The Atlantic Ocean exhibits considerable multi-decadal variability with time scales of about 50 to 100 years (see Chapter 3). This multi-decadal variability appears to be a robust feature of the surface climate in the Atlantic region, as shown by tree ring reconstructions for the last few centuries (e.g., Mann et al., 1998). Atlantic multi-decadal variability has a unique spatial pattern in the SST anomaly field, with opposite changes in the North and South Atlantic (e.g., Mestas-Nunez and Enfield, 1999; Latif et al., 2004), and this dipole pattern has been shown to be significantly correlated with decadal changes in Sahelian rainfall (Folland et al., 1986). Decadal variations in hurricane activity have also been linked to the multi-decadal SST variability in the Atlantic (Goldenberg et al., 2001). Atmosphere-Ocean General Circulation Models simulate Atlantic multi-decadal variability (e.g., Delworth et al., 1993; Latif, 1998 and references therein; Knight et al., 2005), and the simulated space-time structure is consistent with that observed (Delworth and Mann, 2000). The multi-decadal variability simulated by the AOGCMs originates from variations in the MOC (see Section 8.3). The mechanisms, however, that control the variations in the MOC are fairly different across the ensemble of AOGCMs. In most AOGCMs, the variability can be understood as a damped oceanic eigenmode that is stochastically excited by the atmosphere.
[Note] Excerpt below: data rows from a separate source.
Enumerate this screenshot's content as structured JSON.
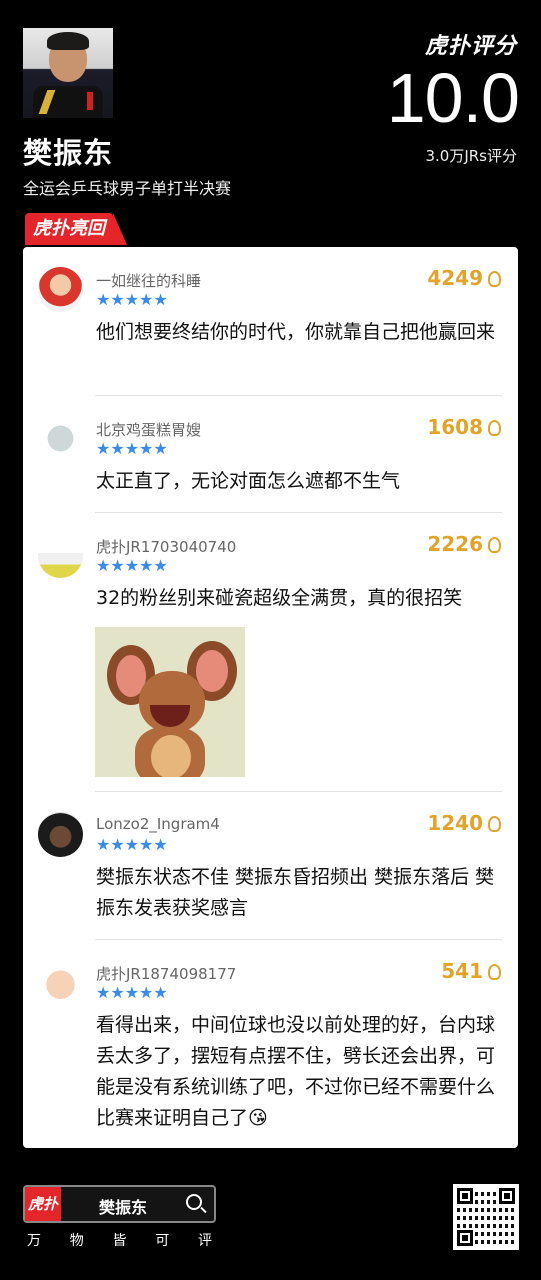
{
  "header": {
    "player_name": "樊振东",
    "event": "全运会乒乓球男子单打半决赛",
    "brand": "虎扑评分",
    "score": "10.0",
    "rating_count": "3.0万JRs评分"
  },
  "section_badge": "虎扑亮回复",
  "comments": [
    {
      "user": "一如继往的科睡",
      "stars": "★★★★★",
      "likes": "4249",
      "text": "他们想要终结你的时代，你就靠自己把他赢回来"
    },
    {
      "user": "北京鸡蛋糕胃嫂",
      "stars": "★★★★★",
      "likes": "1608",
      "text": "太正直了，无论对面怎么遮都不生气"
    },
    {
      "user": "虎扑JR1703040740",
      "stars": "★★★★★",
      "likes": "2226",
      "text": "32的粉丝别来碰瓷超级全满贯，真的很招笑"
    },
    {
      "user": "Lonzo2_Ingram4",
      "stars": "★★★★★",
      "likes": "1240",
      "text": "樊振东状态不佳 樊振东昏招频出 樊振东落后 樊振东发表获奖感言"
    },
    {
      "user": "虎扑JR1874098177",
      "stars": "★★★★★",
      "likes": "541",
      "text": "看得出来，中间位球也没以前处理的好，台内球丢太多了，摆短有点摆不住，劈长还会出界，可能是没有系统训练了吧，不过你已经不需要什么比赛来证明自己了😘"
    }
  ],
  "footer": {
    "app_icon_text": "虎扑",
    "search_query": "樊振东",
    "slogan": [
      "万",
      "物",
      "皆",
      "可",
      "评"
    ]
  },
  "colors": {
    "accent_red": "#e4262b",
    "likes_gold": "#e2a32a",
    "stars_blue": "#3a8be8"
  }
}
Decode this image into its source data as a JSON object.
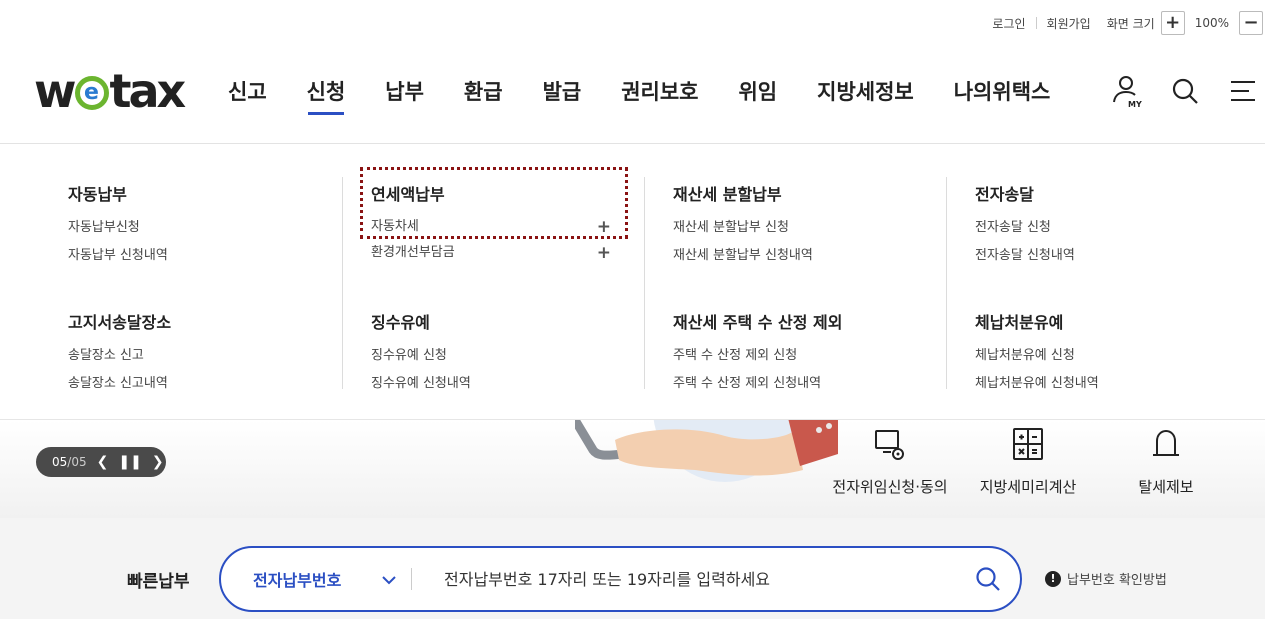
{
  "util": {
    "login": "로그인",
    "signup": "회원가입",
    "font_size_label": "화면 크기",
    "zoom_in": "+",
    "zoom_value": "100%",
    "zoom_out": "−"
  },
  "logo": {
    "pre": "w",
    "ring": "e",
    "post": "tax"
  },
  "gnb": [
    "신고",
    "신청",
    "납부",
    "환급",
    "발급",
    "권리보호",
    "위임",
    "지방세정보",
    "나의위택스"
  ],
  "gnb_active": "신청",
  "mega": {
    "col1": {
      "g1": {
        "title": "자동납부",
        "items": [
          "자동납부신청",
          "자동납부 신청내역"
        ]
      },
      "g2": {
        "title": "고지서송달장소",
        "items": [
          "송달장소 신고",
          "송달장소 신고내역"
        ]
      }
    },
    "col2": {
      "g1": {
        "title": "연세액납부",
        "items": [
          "자동차세",
          "환경개선부담금"
        ],
        "plus": "+"
      },
      "g2": {
        "title": "징수유예",
        "items": [
          "징수유예 신청",
          "징수유예 신청내역"
        ]
      }
    },
    "col3": {
      "g1": {
        "title": "재산세 분할납부",
        "items": [
          "재산세 분할납부 신청",
          "재산세 분할납부 신청내역"
        ]
      },
      "g2": {
        "title": "재산세 주택 수 산정 제외",
        "items": [
          "주택 수 산정 제외 신청",
          "주택 수 산정 제외 신청내역"
        ]
      }
    },
    "col4": {
      "g1": {
        "title": "전자송달",
        "items": [
          "전자송달 신청",
          "전자송달 신청내역"
        ]
      },
      "g2": {
        "title": "체납처분유예",
        "items": [
          "체납처분유예 신청",
          "체납처분유예 신청내역"
        ]
      }
    }
  },
  "slider": {
    "current": "05",
    "sep": "/",
    "total": "05"
  },
  "quicklinks": [
    "전자위임신청·동의",
    "지방세미리계산",
    "탈세제보"
  ],
  "quickpay": {
    "title": "빠른납부",
    "select_value": "전자납부번호",
    "placeholder": "전자납부번호 17자리 또는 19자리를 입력하세요",
    "help": "납부번호 확인방법"
  },
  "colors": {
    "accent": "#2b4fc3",
    "highlight": "#8a1313",
    "logo_green": "#6bb52f"
  },
  "icons": [
    "my-page-icon",
    "search-icon",
    "menu-icon",
    "chevron-down-icon",
    "monitor-lock-icon",
    "calculator-icon",
    "bell-icon"
  ]
}
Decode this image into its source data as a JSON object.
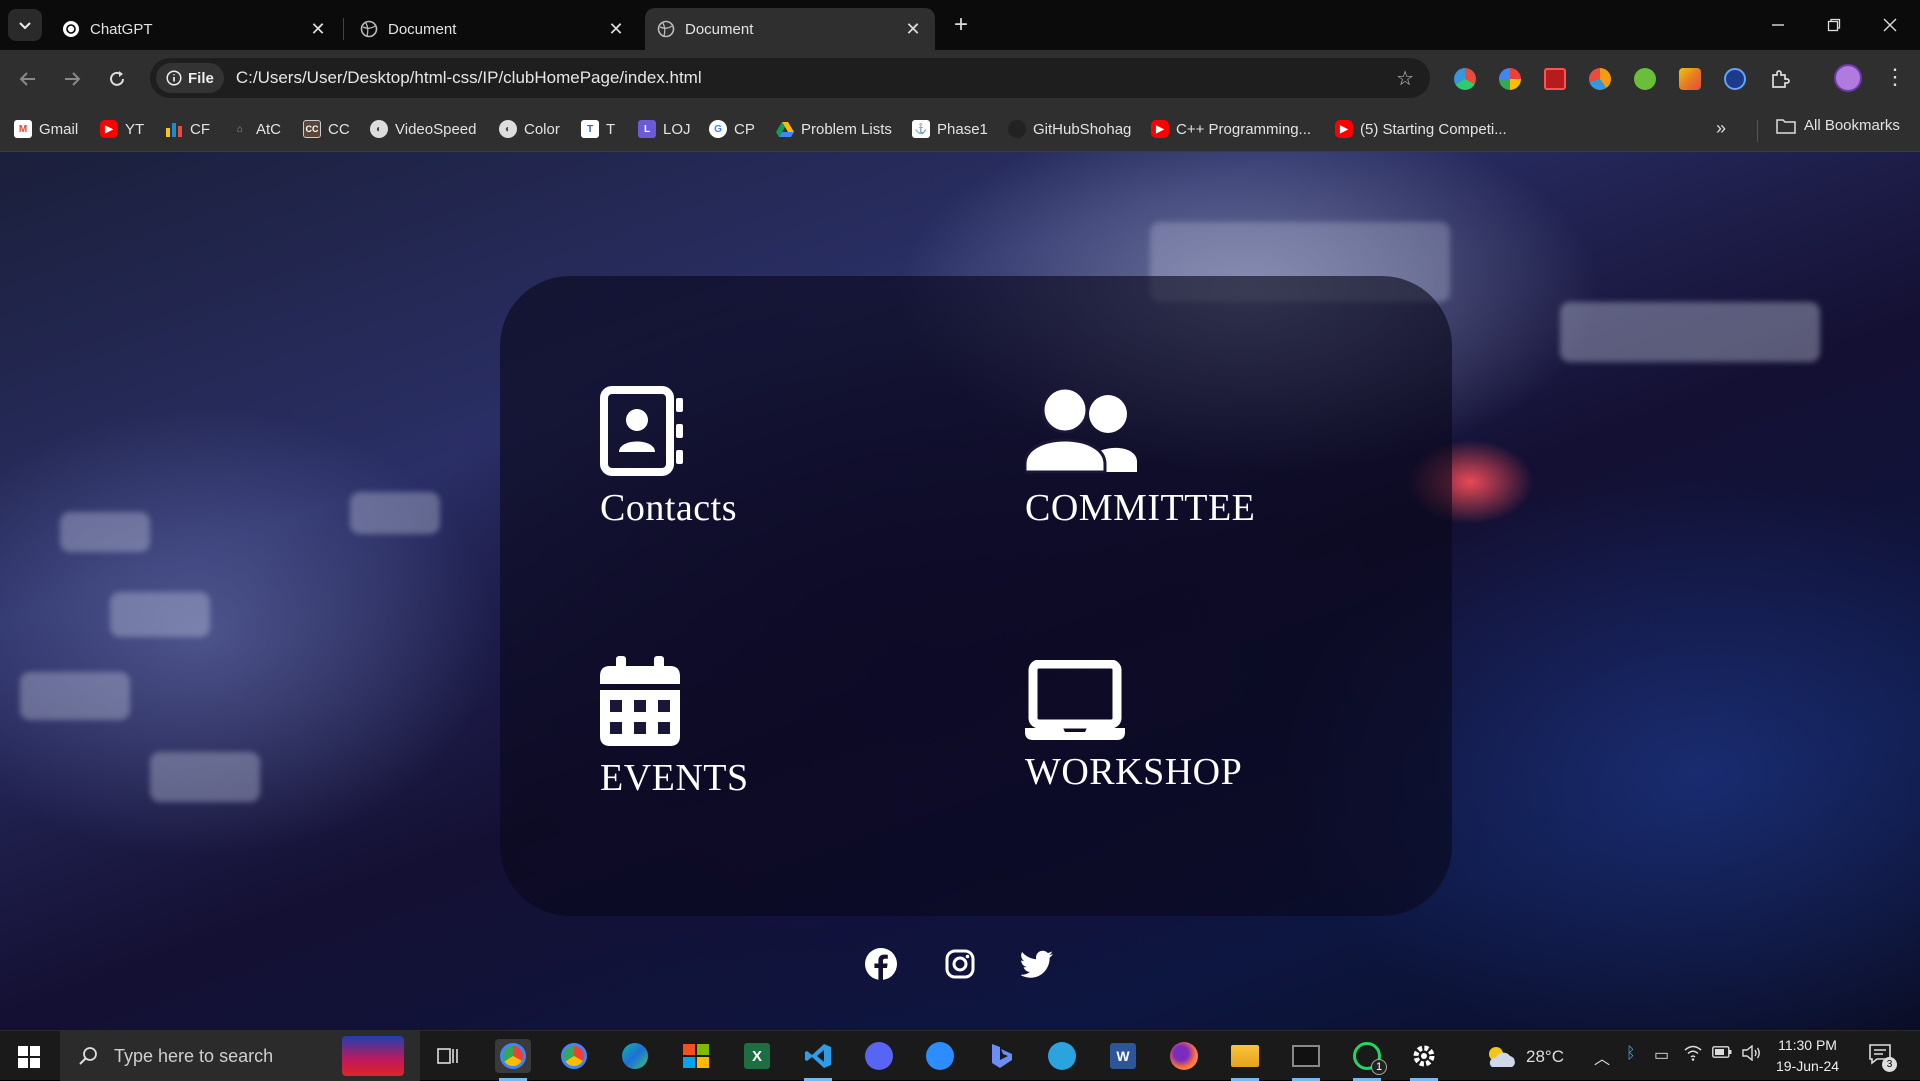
{
  "browser": {
    "tabs": [
      {
        "title": "ChatGPT",
        "active": false
      },
      {
        "title": "Document",
        "active": false
      },
      {
        "title": "Document",
        "active": true
      }
    ],
    "url_scheme_chip": "File",
    "url": "C:/Users/User/Desktop/html-css/IP/clubHomePage/index.html"
  },
  "bookmarks": [
    {
      "label": "Gmail",
      "icon": "gmail-icon",
      "color": "#ea4335"
    },
    {
      "label": "YT",
      "icon": "youtube-icon",
      "color": "#ff0000"
    },
    {
      "label": "CF",
      "icon": "codeforces-icon",
      "color": "#1f8acb"
    },
    {
      "label": "AtC",
      "icon": "atcoder-icon",
      "color": "#555555"
    },
    {
      "label": "CC",
      "icon": "codechef-icon",
      "color": "#5b4638"
    },
    {
      "label": "VideoSpeed",
      "icon": "globe-icon",
      "color": "#666666"
    },
    {
      "label": "Color",
      "icon": "globe-icon",
      "color": "#666666"
    },
    {
      "label": "T",
      "icon": "toph-icon",
      "color": "#2b6cb0"
    },
    {
      "label": "LOJ",
      "icon": "lightoj-icon",
      "color": "#6b5bd6"
    },
    {
      "label": "CP",
      "icon": "google-icon",
      "color": "#4285f4"
    },
    {
      "label": "Problem Lists",
      "icon": "drive-icon",
      "color": "#0f9d58"
    },
    {
      "label": "Phase1",
      "icon": "phase-icon",
      "color": "#444444"
    },
    {
      "label": "GitHubShohag",
      "icon": "github-icon",
      "color": "#222222"
    },
    {
      "label": "C++ Programming...",
      "icon": "youtube-icon",
      "color": "#ff0000"
    },
    {
      "label": "(5) Starting Competi...",
      "icon": "youtube-icon",
      "color": "#ff0000"
    }
  ],
  "all_bookmarks_label": "All Bookmarks",
  "page": {
    "cards": [
      {
        "label": "Contacts",
        "icon": "address-book-icon"
      },
      {
        "label": "COMMITTEE",
        "icon": "users-icon"
      },
      {
        "label": "EVENTS",
        "icon": "calendar-icon"
      },
      {
        "label": "WORKSHOP",
        "icon": "laptop-icon"
      }
    ],
    "social": [
      "facebook-icon",
      "instagram-icon",
      "twitter-icon"
    ]
  },
  "taskbar": {
    "search_placeholder": "Type here to search",
    "weather": "28°C",
    "time": "11:30 PM",
    "date": "19-Jun-24",
    "notification_count": "3",
    "whatsapp_badge": "1"
  },
  "colors": {
    "chrome_bg": "#2f2f2f",
    "tab_strip_bg": "#0b0b0b",
    "panel_bg": "rgba(10,8,28,0.62)",
    "card_text": "#ffffff"
  }
}
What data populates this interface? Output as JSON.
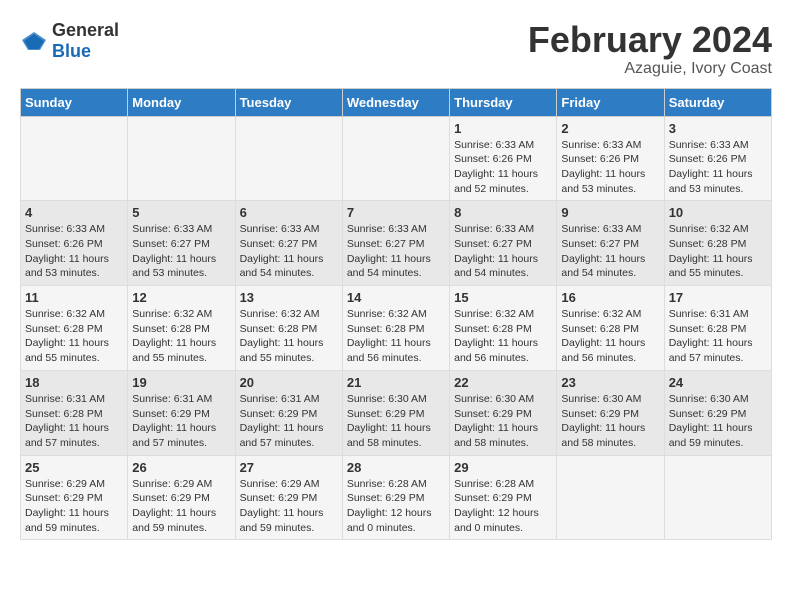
{
  "logo": {
    "general": "General",
    "blue": "Blue"
  },
  "title": "February 2024",
  "subtitle": "Azaguie, Ivory Coast",
  "weekdays": [
    "Sunday",
    "Monday",
    "Tuesday",
    "Wednesday",
    "Thursday",
    "Friday",
    "Saturday"
  ],
  "weeks": [
    [
      {
        "day": "",
        "detail": ""
      },
      {
        "day": "",
        "detail": ""
      },
      {
        "day": "",
        "detail": ""
      },
      {
        "day": "",
        "detail": ""
      },
      {
        "day": "1",
        "detail": "Sunrise: 6:33 AM\nSunset: 6:26 PM\nDaylight: 11 hours\nand 52 minutes."
      },
      {
        "day": "2",
        "detail": "Sunrise: 6:33 AM\nSunset: 6:26 PM\nDaylight: 11 hours\nand 53 minutes."
      },
      {
        "day": "3",
        "detail": "Sunrise: 6:33 AM\nSunset: 6:26 PM\nDaylight: 11 hours\nand 53 minutes."
      }
    ],
    [
      {
        "day": "4",
        "detail": "Sunrise: 6:33 AM\nSunset: 6:26 PM\nDaylight: 11 hours\nand 53 minutes."
      },
      {
        "day": "5",
        "detail": "Sunrise: 6:33 AM\nSunset: 6:27 PM\nDaylight: 11 hours\nand 53 minutes."
      },
      {
        "day": "6",
        "detail": "Sunrise: 6:33 AM\nSunset: 6:27 PM\nDaylight: 11 hours\nand 54 minutes."
      },
      {
        "day": "7",
        "detail": "Sunrise: 6:33 AM\nSunset: 6:27 PM\nDaylight: 11 hours\nand 54 minutes."
      },
      {
        "day": "8",
        "detail": "Sunrise: 6:33 AM\nSunset: 6:27 PM\nDaylight: 11 hours\nand 54 minutes."
      },
      {
        "day": "9",
        "detail": "Sunrise: 6:33 AM\nSunset: 6:27 PM\nDaylight: 11 hours\nand 54 minutes."
      },
      {
        "day": "10",
        "detail": "Sunrise: 6:32 AM\nSunset: 6:28 PM\nDaylight: 11 hours\nand 55 minutes."
      }
    ],
    [
      {
        "day": "11",
        "detail": "Sunrise: 6:32 AM\nSunset: 6:28 PM\nDaylight: 11 hours\nand 55 minutes."
      },
      {
        "day": "12",
        "detail": "Sunrise: 6:32 AM\nSunset: 6:28 PM\nDaylight: 11 hours\nand 55 minutes."
      },
      {
        "day": "13",
        "detail": "Sunrise: 6:32 AM\nSunset: 6:28 PM\nDaylight: 11 hours\nand 55 minutes."
      },
      {
        "day": "14",
        "detail": "Sunrise: 6:32 AM\nSunset: 6:28 PM\nDaylight: 11 hours\nand 56 minutes."
      },
      {
        "day": "15",
        "detail": "Sunrise: 6:32 AM\nSunset: 6:28 PM\nDaylight: 11 hours\nand 56 minutes."
      },
      {
        "day": "16",
        "detail": "Sunrise: 6:32 AM\nSunset: 6:28 PM\nDaylight: 11 hours\nand 56 minutes."
      },
      {
        "day": "17",
        "detail": "Sunrise: 6:31 AM\nSunset: 6:28 PM\nDaylight: 11 hours\nand 57 minutes."
      }
    ],
    [
      {
        "day": "18",
        "detail": "Sunrise: 6:31 AM\nSunset: 6:28 PM\nDaylight: 11 hours\nand 57 minutes."
      },
      {
        "day": "19",
        "detail": "Sunrise: 6:31 AM\nSunset: 6:29 PM\nDaylight: 11 hours\nand 57 minutes."
      },
      {
        "day": "20",
        "detail": "Sunrise: 6:31 AM\nSunset: 6:29 PM\nDaylight: 11 hours\nand 57 minutes."
      },
      {
        "day": "21",
        "detail": "Sunrise: 6:30 AM\nSunset: 6:29 PM\nDaylight: 11 hours\nand 58 minutes."
      },
      {
        "day": "22",
        "detail": "Sunrise: 6:30 AM\nSunset: 6:29 PM\nDaylight: 11 hours\nand 58 minutes."
      },
      {
        "day": "23",
        "detail": "Sunrise: 6:30 AM\nSunset: 6:29 PM\nDaylight: 11 hours\nand 58 minutes."
      },
      {
        "day": "24",
        "detail": "Sunrise: 6:30 AM\nSunset: 6:29 PM\nDaylight: 11 hours\nand 59 minutes."
      }
    ],
    [
      {
        "day": "25",
        "detail": "Sunrise: 6:29 AM\nSunset: 6:29 PM\nDaylight: 11 hours\nand 59 minutes."
      },
      {
        "day": "26",
        "detail": "Sunrise: 6:29 AM\nSunset: 6:29 PM\nDaylight: 11 hours\nand 59 minutes."
      },
      {
        "day": "27",
        "detail": "Sunrise: 6:29 AM\nSunset: 6:29 PM\nDaylight: 11 hours\nand 59 minutes."
      },
      {
        "day": "28",
        "detail": "Sunrise: 6:28 AM\nSunset: 6:29 PM\nDaylight: 12 hours\nand 0 minutes."
      },
      {
        "day": "29",
        "detail": "Sunrise: 6:28 AM\nSunset: 6:29 PM\nDaylight: 12 hours\nand 0 minutes."
      },
      {
        "day": "",
        "detail": ""
      },
      {
        "day": "",
        "detail": ""
      }
    ]
  ]
}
In a few other AOGCMs, however, coupled interactions between the ocean and the atmosphere appear to be more important. The relative roles of high- and low-latitude processes differ also from model to model. The variations in the Atlantic SST associated with the multi-decadal variability appear to be predictable a few decades ahead, which has been shown by potential (diagnostic) and classical (prognostic) predictability studies. Atmospheric quantities do not exhibit predictability at decadal time scales in these studies, which supports the picture of stochastically forced variability.